5 Recent examples include John Douglas Millar, ‘Watching V Looking’, Art Monthly, October 2010, 7-10, and various contributions to Jane Connarty and Josephine Lanyon, eds., Ghosting: The Role of the Archive within Contemporary Artists’ Film and Video, (Bristol: Picture This, 2006).
6 Irit Rogoff, ‘The Where of Now’, Time Zones: Recent Film and Video, eds. Jessica Morgan and Gregor Muir (London: Tate, 2004) 85. Emphasis in original.
7 Maeve Connolly, The Place of Artists’ Cinema: Space, Site and Screen, (Bristol and Chicago: Intellect and University of Chicago Press, 2009). Cramerotti’s research first came to my attention several months before the publication of Aesthetic Journalism, when I was invited by Bristol-based artist Daphne Wright to take part in a public discussion on her work in June 2009, which he organised as the curator of QUAD gallery in Derby, UK.
8 Cramerotti, 69.
9 Cramerotti, 104
10 Cramerotti, 103.
11 Cramerotti, 30.
12 Cramerotti, 106.
13 I attended with a group of students on the MA in Visual Arts Practices (www.mavis.is) and my article is partly informed by class discussions, particularly with criticism students such as Joanne Laws, whose review of Manifesta 8 is forthcoming in Afterimage, January/February 2011.
14 Evidently, it is possible to experience Manifesta outside the frame of the professional preview.
When I reviewed the exhibition at Donostia-San Sebastian in 2004 it had already been open for several months and I moved from one venue to another at my own pace, relying upon public transport and directions from strangers as well as Manifesta maps and signage. See Maeve Connolly, ‘Nomads, Tourists and Territories: Manifesta and the Basque Country’ Afterimage: Journal of Media and Cultural Criticism, 32.3, November/December 2004: 8-9
15 Chris Fite-Wassilak, ‘The Hope for an Open Wound’ CIRCA 131, November 2010. http://www.recirca.com/cgi-bin/mysql/show_item.cgi?post_id=5264&type=Issue131&ps=publish
16 Teresa Gleadowe, ‘Manifesta 8’, Art Monthly 341, November 2010, 22-23.

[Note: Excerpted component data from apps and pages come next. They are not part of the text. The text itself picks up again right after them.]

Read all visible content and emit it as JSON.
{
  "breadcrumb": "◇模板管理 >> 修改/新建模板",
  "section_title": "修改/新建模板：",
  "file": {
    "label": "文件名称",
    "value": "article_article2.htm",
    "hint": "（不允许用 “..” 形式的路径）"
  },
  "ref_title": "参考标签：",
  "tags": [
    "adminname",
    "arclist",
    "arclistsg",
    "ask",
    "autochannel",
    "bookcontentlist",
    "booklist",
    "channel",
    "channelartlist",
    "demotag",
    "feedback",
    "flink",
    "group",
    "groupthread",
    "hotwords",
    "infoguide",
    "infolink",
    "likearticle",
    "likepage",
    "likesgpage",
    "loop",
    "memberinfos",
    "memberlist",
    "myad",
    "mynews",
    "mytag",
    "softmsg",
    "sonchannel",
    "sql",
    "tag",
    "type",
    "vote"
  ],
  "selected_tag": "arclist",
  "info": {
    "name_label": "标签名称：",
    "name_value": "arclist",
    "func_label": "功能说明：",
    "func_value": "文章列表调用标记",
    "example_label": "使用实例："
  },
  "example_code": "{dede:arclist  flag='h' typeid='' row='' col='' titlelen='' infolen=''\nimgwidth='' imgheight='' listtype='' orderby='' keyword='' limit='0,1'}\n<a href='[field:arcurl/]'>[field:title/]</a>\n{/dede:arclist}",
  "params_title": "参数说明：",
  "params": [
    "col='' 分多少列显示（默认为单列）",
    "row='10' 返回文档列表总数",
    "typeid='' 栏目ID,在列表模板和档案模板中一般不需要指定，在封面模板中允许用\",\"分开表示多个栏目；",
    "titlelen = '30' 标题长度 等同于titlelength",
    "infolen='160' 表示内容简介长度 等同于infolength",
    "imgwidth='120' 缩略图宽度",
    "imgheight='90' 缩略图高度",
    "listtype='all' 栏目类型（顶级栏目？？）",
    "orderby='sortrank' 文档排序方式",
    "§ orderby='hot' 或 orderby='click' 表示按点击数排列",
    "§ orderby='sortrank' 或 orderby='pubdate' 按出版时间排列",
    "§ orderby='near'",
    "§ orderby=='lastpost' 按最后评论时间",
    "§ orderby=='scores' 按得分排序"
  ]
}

17 Tirdad Zolghadr, ‘The Man Who Stares at Media: Remote Viewing of the Chamber of Public Secrets’, Manifesta 8, (Milan: Silvana Editorale Spa, 2010) 153.
18 Zolghadr, 155.

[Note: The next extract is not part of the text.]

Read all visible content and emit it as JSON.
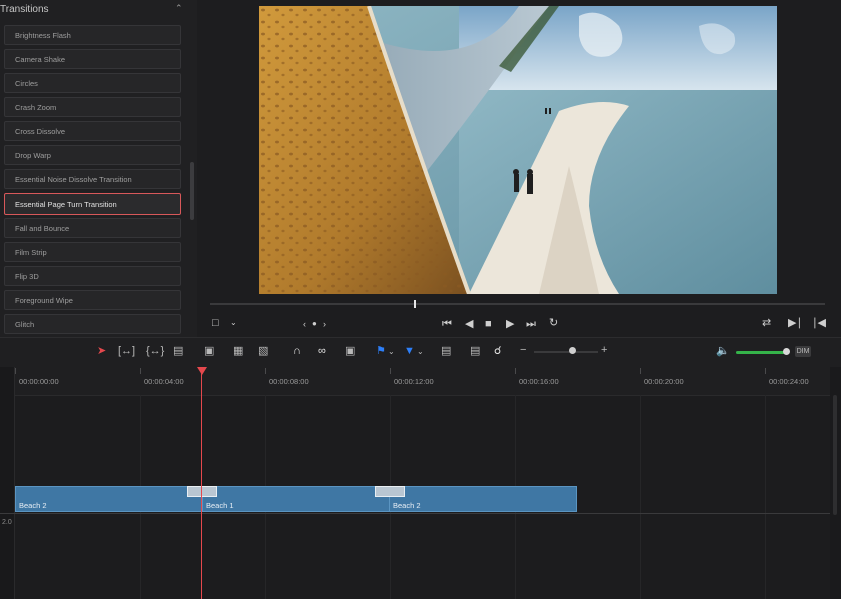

19 CPS, ‘¿The Rest is History?’, Manifesta 8, (Milan: Silvana Editorale Spa, 2010) 127.
20 There is a possible parallel here with the situation of ‘old media’ producers (such as public service broadcasters, for example) struggling to provide content across multiple platforms.
21 CPS, 128-129.
22 CPS, 133.